  • Good look at how Yi Jianlian is impacting the total picture of the Milwaukee Bucks' franchise. I wouldn't be surprised if the massive international audience he brings could well be the difference between a franchise that loses money, and a franchise that makes money.

  • The case that Jackie Robinson was better at basketball than baseball.

  • New York's City Council is all over taking away Madison Square Garden's permanent tax break (most corporate tax breaks end at some point), but the mood in Albany seems to be pro-Knicks, even as both state and city could use the money. Supporters of the status quo say it's not right to single out this one corporate deal among many others. Fair enough, but no one's volunteering to review them all. Is that a good reason to keep every single one? And is New York really in jeopardy of not having any sports teams?

  • Al Iannazzone of The Record: "Fiscal responsibility is one of the reasons the Nets couldn't be big players in free agency, one of the reasons they're no longer championship-caliber. Additionally, the Nets never upgraded the center position, and didn't get athletes who would run with Kidd the way Martin and Kerry Kittles did. These are the reasons Kidd, who also is upset the Nets let former GM Ed Stefanski go work for Philadelphia, is down and eventually will be out of New Jersey. Kidd has had one fo
    ot out the door since the summer of 2004 when Martin left. Soon both feet of the Nets' best NBA player will be gone."

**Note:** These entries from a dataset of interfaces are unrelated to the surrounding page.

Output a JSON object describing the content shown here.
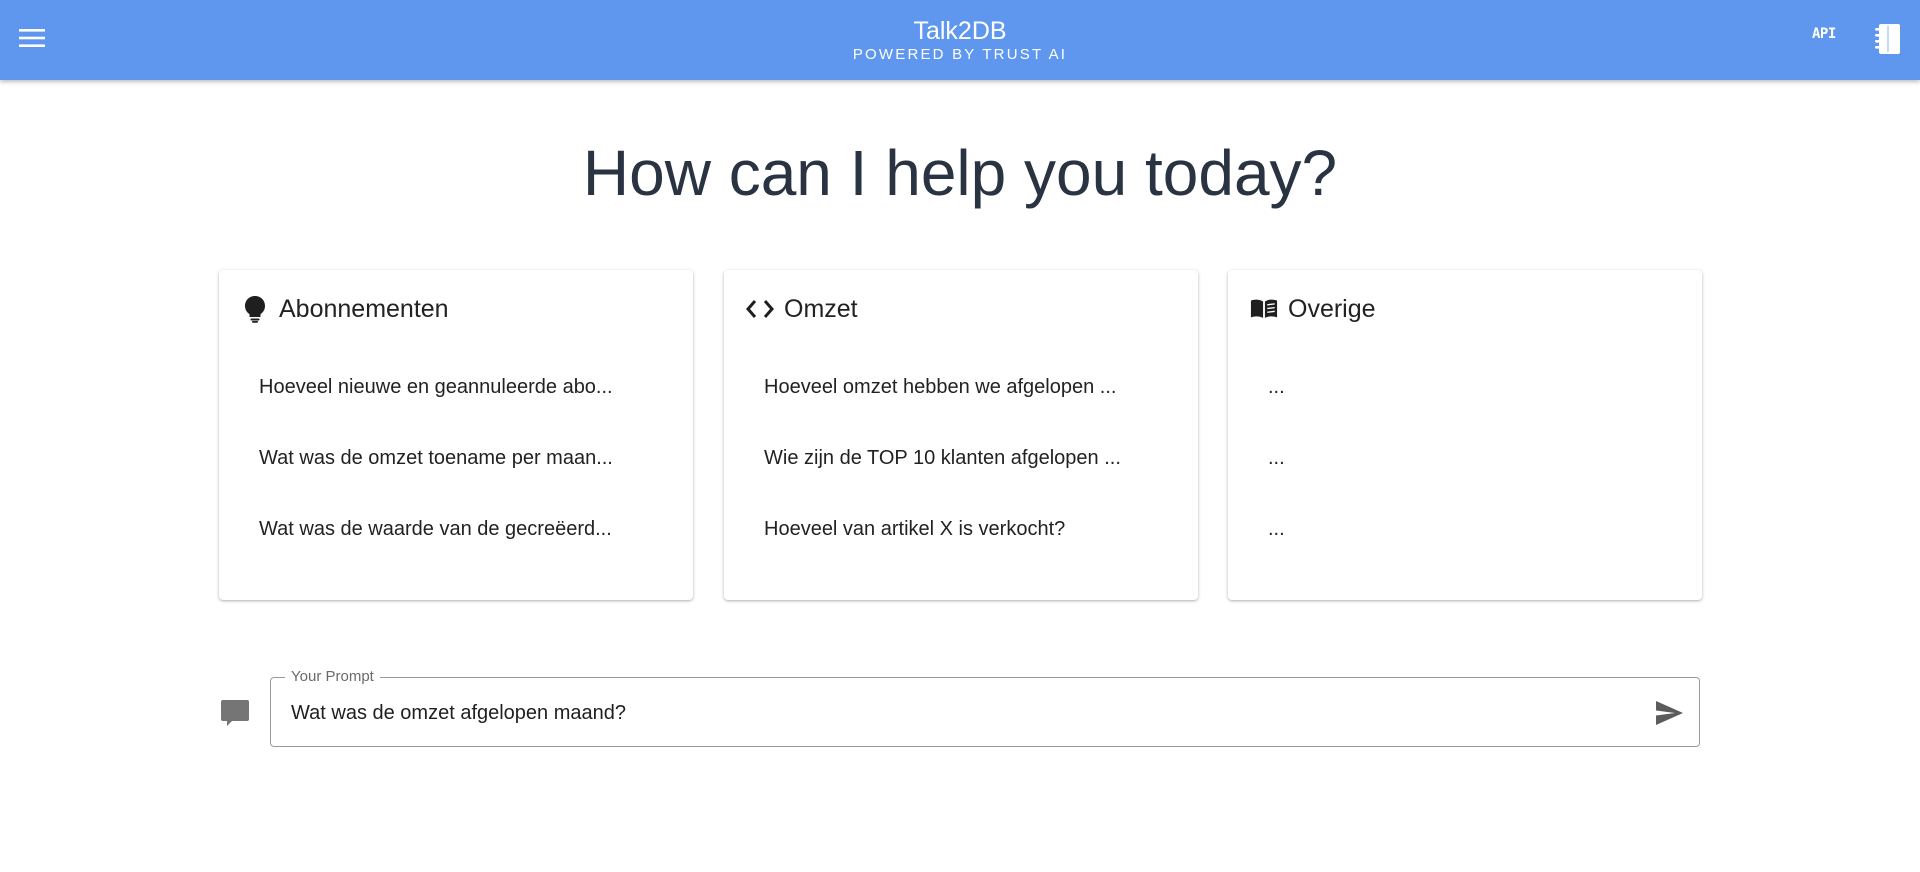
{
  "header": {
    "title": "Talk2DB",
    "subtitle": "POWERED BY TRUST AI",
    "api_label": "API",
    "bg_color": "#5f97ee"
  },
  "icons": {
    "menu": "hamburger-menu-icon",
    "notebook": "notebook-icon",
    "lightbulb": "lightbulb-icon",
    "code": "code-brackets-icon",
    "book": "open-book-icon",
    "comment": "comment-icon",
    "send": "send-icon"
  },
  "main": {
    "heading": "How can I help you today?"
  },
  "cards": [
    {
      "title": "Abonnementen",
      "items": [
        "Hoeveel nieuwe en geannuleerde abo...",
        "Wat was de omzet toename per maan...",
        "Wat was de waarde van de gecreëerd..."
      ]
    },
    {
      "title": "Omzet",
      "items": [
        "Hoeveel omzet hebben we afgelopen ...",
        "Wie zijn de TOP 10 klanten afgelopen ...",
        "Hoeveel van artikel X is verkocht?"
      ]
    },
    {
      "title": "Overige",
      "items": [
        "...",
        "...",
        "..."
      ]
    }
  ],
  "prompt": {
    "label": "Your Prompt",
    "value": "Wat was de omzet afgelopen maand?"
  }
}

  • Bruce Arthur of the National Post: "For all their charms, [the Raptors] are a finesse team. They are, in the Mitchell family vernacular, the mom. We've been talking about it all year, and we'll keep talking about it all year. And when the Raptors land in the playoffs somewhere between third and sixth in the East -- probably, anyway -- the likely opponents include Cleveland, Orlando, and Washington. All can field building-topplers up front. And since this season is basically about winning a playoff round, all could be a problem. And that is the story of this season. 'Come April, if we're in that position, we're going to have to figure that out,' Mitchell said, nodding. 'Like I told our guys, there's no one going to walk through that door that I'm aware of, and there's no pill legally that you can take between now and then that's going to improve that. We've just got to figure out a way, and make up our minds, to do it."'

  • Clipper Darrell is going back for a second interview in Dallas. I guess they want to hear his "Let's go Mavericks, let's go" one more time.